That was the Edge so close to me I could see what kind of shoes he kept changing into. I could see who’d aged well (the Edge). I could see who sweats the most (Bono). I swear to you, I made eye contact with the bassist, Adam Clayton. When the drummer, Larry Mullen, walked down the runway stage with a single drum strapped to his front, beating out a rhythm that drove right into the chest of every person at TD Garden in downtown Boston, I could see the sinews on his arms, the veins and hairs even.
And I couldn’t help but think how I’d first bought Joshua Tree in New Haven on Broadway, at the little CD place on the edge of Yale’s campus. I was 18 and trying to decide how I felt about being alone. About being me. About who I was, or who I’d ever become.
I thought about boys that afternoon in New Haven in 1990, whoever it was I had a crush on that week. I though about missing home and loving being away from home. I smelled the gritty, sweaty smell of city streets, old beer and sidewalk piss mixed with pizza. That moment felt almost like being grown up. Buying my second ever CD (Bruce Springsteen was of course my first) with my own money in a city to bring back to my dorm room and pop into my Sony boom box with tape deck and CD player: this was (almost) adulthood.
What would I have thought about this 44-year-old woman, gripping her iPhone, wearing high-heeled sandals and dark, clunky glasses and a shit-eating grin making love eyes at the Edge (sorry, Bono)?
Near the end of the concert Bono saw this young girl standing just ten feet away from us. She had a small hand-lettered sign, ‘Best 13th birthday ever!’
He waved a security guard over and had her plunked on the stage. He sang, “Happy birthday to you, Sevita, birthday wishes from U2,” to the tune of It’s a Beautiful Day, don’t let it slip away. And we joined in with a sort of repeated chant, “Happy birthday to you, Sevita.”
It brought tears to my eyes, this skittish, coltish beauty of a girl, lost up on stage, leaning into Bono’s chest, surrounded by 17,500 grown-ups. She looked over at her parents, unsure. Bono knelt before her and kissed her hand. I was captivated. “Happy birthday to you, Sevita.”
My husband leaned into my ear, “Doc McStuffins!”

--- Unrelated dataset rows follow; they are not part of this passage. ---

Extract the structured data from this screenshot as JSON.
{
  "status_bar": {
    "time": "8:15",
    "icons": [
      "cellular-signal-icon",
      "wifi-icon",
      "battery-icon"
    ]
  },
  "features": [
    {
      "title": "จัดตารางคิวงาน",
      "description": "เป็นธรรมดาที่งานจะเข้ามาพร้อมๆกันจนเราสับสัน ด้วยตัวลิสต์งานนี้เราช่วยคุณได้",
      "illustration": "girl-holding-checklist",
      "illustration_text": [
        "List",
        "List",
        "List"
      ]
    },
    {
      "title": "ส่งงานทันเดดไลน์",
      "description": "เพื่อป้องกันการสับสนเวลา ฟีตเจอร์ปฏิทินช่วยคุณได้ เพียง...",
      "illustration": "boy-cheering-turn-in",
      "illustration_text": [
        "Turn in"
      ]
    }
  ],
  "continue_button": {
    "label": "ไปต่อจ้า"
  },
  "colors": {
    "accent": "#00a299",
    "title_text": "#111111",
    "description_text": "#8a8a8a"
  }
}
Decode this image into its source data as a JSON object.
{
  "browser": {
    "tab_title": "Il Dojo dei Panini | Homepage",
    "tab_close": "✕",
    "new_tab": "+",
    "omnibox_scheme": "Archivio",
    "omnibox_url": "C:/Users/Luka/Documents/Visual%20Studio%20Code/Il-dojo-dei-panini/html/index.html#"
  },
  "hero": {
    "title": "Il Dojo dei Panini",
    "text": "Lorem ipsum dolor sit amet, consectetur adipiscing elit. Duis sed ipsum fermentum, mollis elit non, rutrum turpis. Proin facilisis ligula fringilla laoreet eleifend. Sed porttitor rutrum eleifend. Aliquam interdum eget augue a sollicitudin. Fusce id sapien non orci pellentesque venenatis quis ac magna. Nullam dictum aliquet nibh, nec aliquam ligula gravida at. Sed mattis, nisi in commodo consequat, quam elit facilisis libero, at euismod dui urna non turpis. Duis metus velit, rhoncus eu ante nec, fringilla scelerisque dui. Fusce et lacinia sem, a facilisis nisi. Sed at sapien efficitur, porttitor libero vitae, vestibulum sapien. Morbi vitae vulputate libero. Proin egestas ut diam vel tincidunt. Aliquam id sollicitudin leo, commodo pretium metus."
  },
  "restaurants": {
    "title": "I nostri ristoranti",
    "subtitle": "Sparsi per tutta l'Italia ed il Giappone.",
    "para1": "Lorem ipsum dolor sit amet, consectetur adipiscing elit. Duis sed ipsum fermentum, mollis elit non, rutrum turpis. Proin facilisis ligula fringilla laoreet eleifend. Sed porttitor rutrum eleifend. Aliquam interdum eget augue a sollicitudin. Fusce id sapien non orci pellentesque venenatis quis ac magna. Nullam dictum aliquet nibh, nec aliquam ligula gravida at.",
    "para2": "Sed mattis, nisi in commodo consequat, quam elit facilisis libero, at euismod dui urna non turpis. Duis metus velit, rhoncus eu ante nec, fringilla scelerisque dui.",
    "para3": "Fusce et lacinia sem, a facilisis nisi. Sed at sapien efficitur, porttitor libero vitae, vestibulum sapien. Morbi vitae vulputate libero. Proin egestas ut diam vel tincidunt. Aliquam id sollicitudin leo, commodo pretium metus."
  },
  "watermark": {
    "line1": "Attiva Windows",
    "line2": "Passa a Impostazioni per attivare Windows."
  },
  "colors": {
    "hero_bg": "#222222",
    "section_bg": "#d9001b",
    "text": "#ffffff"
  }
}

Yes, our newly minted five-year-old. I waved tears from my eyes and he laughed and kissed me hard. Could we picture her at thirteen? At eighteen? At forty-four, with her soulmate, wrapped in the throbbing pulsing sound of being this alive, this much in the very center of it, a little drunk on wine and oysters with a tinge of pink fondant afterglow?
This is how I would get from U2 to Doc McStuffins cake.
U2, Joshua Tree, a teenager lost in New Haven trying to decide who she will become, a thirteen-year-old’s sweet awkward birthday, 13 years married and our daughter’s own birthday, our beautiful daughter, a Doc McStuffins cake.
I have climbed the highest mountains
I have run through fields
Only to be with you
Only to be with you
It’s never an easy connection. None of it is.
We are here, and then in a wink of an eye, in a handful of steps, in twenty-four hours or years, we are someplace entirely different. We are this, and then we are that. It’s a mystery how it all plays out, surely.
But of this you can be sure: U2 can have your Doc McStuffins cake and eat it… too.